Scarface (1932) vs. Scarface (1983) – This one is actually a really close call because Howard Hawks’ Scarface most likely has to be the greatest gangster film of its era, and even now, almost 80 years later, it still holds up very well, while Brian DePalma’s updating has always been a polarizing effort among critics and movie buffs, alike. One even has to give special credit to the Hawks version since it did have a timely social relevance and the filmmakers were persistently bold and steadfast in their shooting of a film inspired and loosely based on crime lord Al Capone (who was obviously still alive at the time). However, as amazing of an effort as the ’32 release is—with incredible performances from Paul Muni in the lead, along with George Raft and Boris Karloff, among others—I can’t escape the feeling that Scarface was a movie meant for the ‘80s.

The ’83 adaptation that shifts to the Tony Montana character portrayed by Al Pacino (in a bravura performance, I don’t care how many people have a problem with the accent or his use of the F-word) is a film that (whether folks like it or not) defined a generation. From the use of drugs (altered from the booze running of the first film), violence, clothes, and music, right down to changing the setting to Miami (as opposed to Chicago) and the cataclysmic finale, the movie is the perfect time capsule for the ‘80s. I’m not sure the same could be said for the ’32 version, though, in fairness, I wasn’t there. Performances are strong across the board. The film has a stark, gritty (even in the glitzy scenes) feel to it. It also feels “real” and it has become as deeply ingrained in our culture as any film of the modern era, regardless of genre. So therefore, say hello to my little friend, the slightly superior, cult classic ’83 Scarface.

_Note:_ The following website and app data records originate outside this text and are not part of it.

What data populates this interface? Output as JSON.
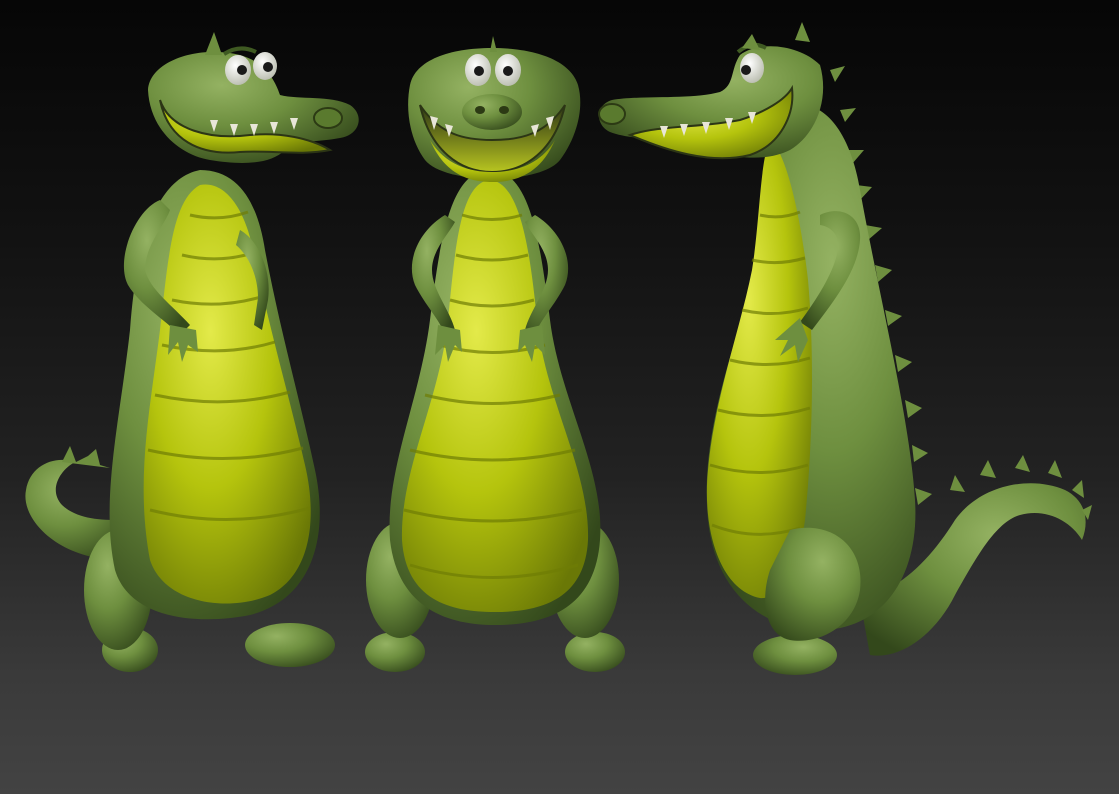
{
  "scene": {
    "subject_count": 3,
    "views": [
      "three-quarter-left",
      "front",
      "side-right"
    ]
  },
  "colors": {
    "background_top": "#060606",
    "background_bottom": "#434343",
    "skin": "#6e8f3f",
    "skin_shadow": "#3f5a22",
    "skin_highlight": "#8fae5a",
    "belly": "#b9c60e",
    "belly_shadow": "#7b8a08",
    "belly_highlight": "#dde63a",
    "teeth": "#e8e6d8",
    "eye_white": "#e9eadf",
    "pupil": "#1a1a1a"
  }
}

The Thing (1951) vs. The Thing (1982) – Here’s where I might really make some heads steam. The original film is a favorite among many. I also don’t feel great about calling another Howard Hawks effort inferior since he was a true master, but that’s the way things go sometimes. Anyway, the ’51 version is another fantastic and INCREDIBLY suspenseful film, with again, tremendous performances. In fact, I would even go so far as to give the acting in the original version the nod over the remake. The script is also very tight and enthralling. But sadly, what slightly derails this masterpiece for its time is… yep, James Arness as “The Thing.” Sure, I get it. It was 1951, and there weren’t effects like we had today, and to the movie’s credit, Arness is unrecognizable in the make-up as the monster. Unfortunately, in the end, all it really turns out to be is a man with a large head running around trying to scare people.

People might write me off as a “young whippersnapper” who doesn’t appreciate atmosphere, but the marvelous monster effects (primarily from Rob Bottin) in director John Carpenter’s ’82 release were a groundbreaking game changer that completely strengthened what The Thing was supposed to be. Some oblivious critics even tried to claim that the updated effects were the downfall of the film, citing that drama was sacrificed in favor of them. I couldn’t disagree more. I just think many people at the time simply weren’t ready for such astonishing production. After all, Carpenter’s adaptation was actually more faithful to the novella “Who Goes There?” by John W. Campbell, Jr., where the monster can perfectly mimic any life form… pretty chilling stuff. The choice to eliminate any female presence from the story—therefore eliminating a love interest—completely streamlined the film, and combined with the decision to keep the alien an unknown entity (as opposed to the original where it’s revealed relatively early that it’s an advanced form of plant life) made for plenty of drama. Furthermore, the choice to have the film set in Antarctica at an outpost so far from other human life without hope of rescue, as opposed to Alaska made for a more isolated atmosphere (not that parts of Alaska aren’t desolate, but it does border a populated country) and the nihilistic ending was way more fitting and appropriate. As for the upcoming prequel starring Mary Elizabeth Winstead… meh, we’ll see.

OK, so let’s hear it… Thoughts? Have a favorite remake that didn’t make my list? Let us know.